The 2015 budget shows that mandatory items such as pensions, debt interests, transfers to regional and local authorities, civil servant payroll and EU contributions, amount to more than 95% of total expenditure. Trying to implement discretional policies for fostering growth appears somewhat out of reach.
Furthermore, next year´s budget rests upon the bullish bet that current sluggishness in the main Eurozone economies will be short-lived. Should low growth become entrenched, it will eventually hit Spain, pinning down its current recovery. If so, income will fall short of expectations while expenses linked to economic performance-such as unemployment benefits- would sharply increase.
Even allowing for planned growth to meet its target, regional and local fiscal discipline will prove difficult to implement in an election year.
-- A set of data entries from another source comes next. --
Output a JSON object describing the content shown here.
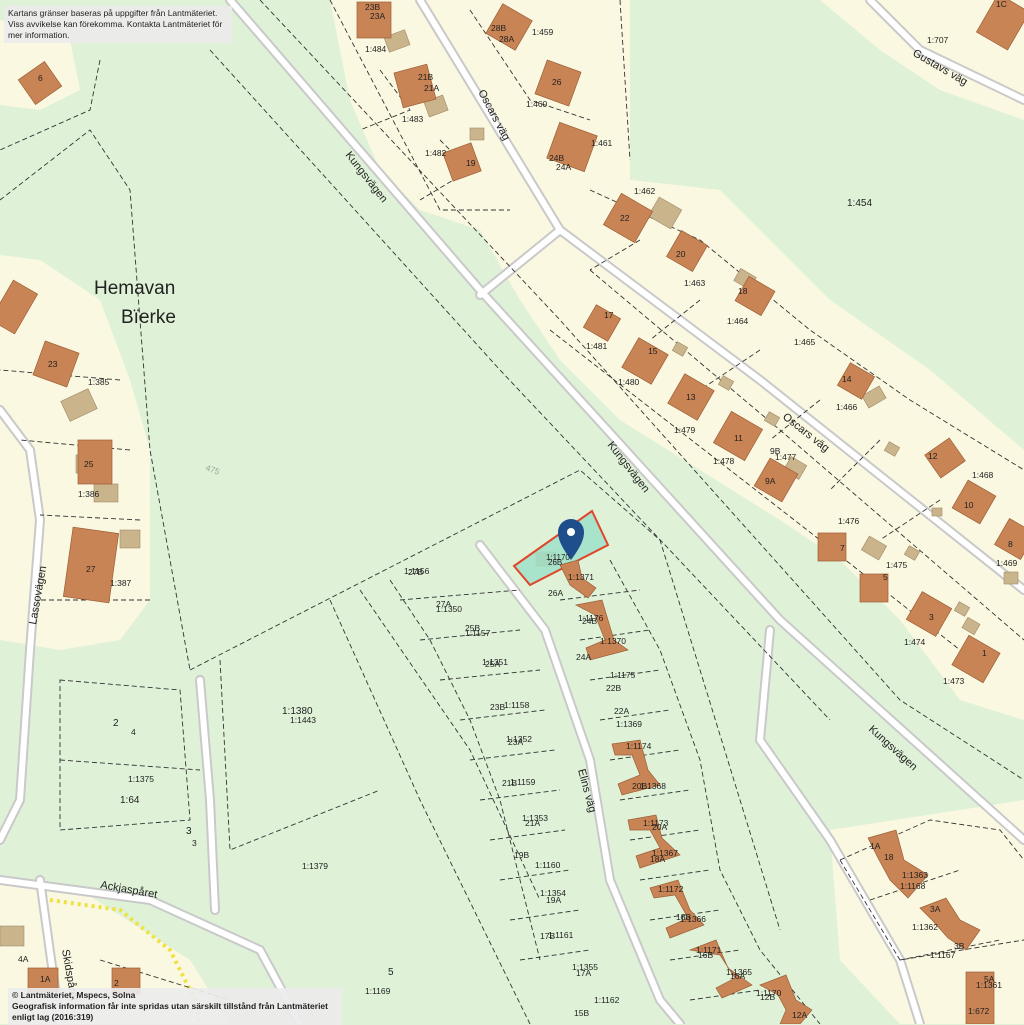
{
  "notes": {
    "top_line1": "Kartans gränser baseras på uppgifter från Lantmäteriet.",
    "top_line2": "Viss avvikelse kan förekomma. Kontakta Lantmäteriet för mer information.",
    "bottom_line1": "© Lantmäteriet, Mspecs, Solna",
    "bottom_line2": "Geografisk information får inte spridas utan särskilt tillstånd från Lantmäteriet enligt lag (2016:319)"
  },
  "place": {
    "name1": "Hemavan",
    "name2": "Bïerke"
  },
  "selected_property": {
    "label": "1:1170",
    "house": "26B"
  },
  "colors": {
    "house": "#c98455",
    "outbuilding": "#c9b48c",
    "selected_fill": "#9fe0c9",
    "selected_border": "#e0452a",
    "pin": "#1f4e8c",
    "trail": "#f0e040"
  },
  "roads": [
    {
      "name": "Kungsvägen"
    },
    {
      "name": "Kungsvägen"
    },
    {
      "name": "Kungsvägen"
    },
    {
      "name": "Oscars väg"
    },
    {
      "name": "Oscars väg"
    },
    {
      "name": "Gustavs väg"
    },
    {
      "name": "Lassovägen"
    },
    {
      "name": "Ackjaspåret"
    },
    {
      "name": "Skidspåret"
    },
    {
      "name": "Elins väg"
    }
  ],
  "labels": [
    "6",
    "23B",
    "23A",
    "1:484",
    "21B",
    "21A",
    "1:483",
    "1:482",
    "19",
    "28B",
    "28A",
    "1:459",
    "1:460",
    "26",
    "24B",
    "24A",
    "1:461",
    "1:462",
    "22",
    "20",
    "1:463",
    "18",
    "1:464",
    "1:454",
    "1:465",
    "17",
    "1:481",
    "15",
    "1:480",
    "13",
    "1:479",
    "14",
    "1:466",
    "11",
    "1:478",
    "9B",
    "1:477",
    "9A",
    "1:476",
    "12",
    "1:468",
    "10",
    "1:469",
    "8",
    "7",
    "5",
    "1:475",
    "3",
    "1:474",
    "1",
    "1:473",
    "1:707",
    "1C",
    "23",
    "1:385",
    "25",
    "1:386",
    "27",
    "1:387",
    "475",
    "1:1156",
    "27B",
    "27A",
    "1:1350",
    "25B",
    "1:1157",
    "1:1351",
    "25A",
    "1:1371",
    "26A",
    "1:1176",
    "24B",
    "1:1370",
    "24A",
    "1:1175",
    "22B",
    "22A",
    "1:1369",
    "23B",
    "1:1158",
    "1:1352",
    "23A",
    "21B",
    "1:1159",
    "1:1174",
    "20B",
    "1:1368",
    "1:1353",
    "21A",
    "1:1173",
    "19B",
    "1:1160",
    "20A",
    "1:1367",
    "18A",
    "1:1354",
    "19A",
    "1:1172",
    "18B",
    "1:1366",
    "17B",
    "1:1161",
    "1:1171",
    "16B",
    "1:1365",
    "16A",
    "1:1355",
    "17A",
    "1:1162",
    "15B",
    "1:1170",
    "12B",
    "12A",
    "1:1380",
    "1:1443",
    "2",
    "4",
    "1:1375",
    "1:64",
    "3",
    "3",
    "1:1379",
    "5",
    "1:1169",
    "1A",
    "18",
    "1:1363",
    "1:1168",
    "3A",
    "1:1362",
    "3B",
    "1:1167",
    "5A",
    "1:1361",
    "1:672",
    "4A",
    "1A",
    "2"
  ]
}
Overruns are likely to emerge, driving public deficit beyond its 4.2% target. An overstretched budget would be unable to meet such demanding challenges.
One has the impression that the Government is betting on current demands tabled by France for delaying budgetary adjustment, so allowing others to follow suit. As long as its deficit stands at less than 5%, the Government will feel confident of remaining in safe shores. There is no other plausible explanation for indulging in such overly optimistic assumptions for growth and income figures.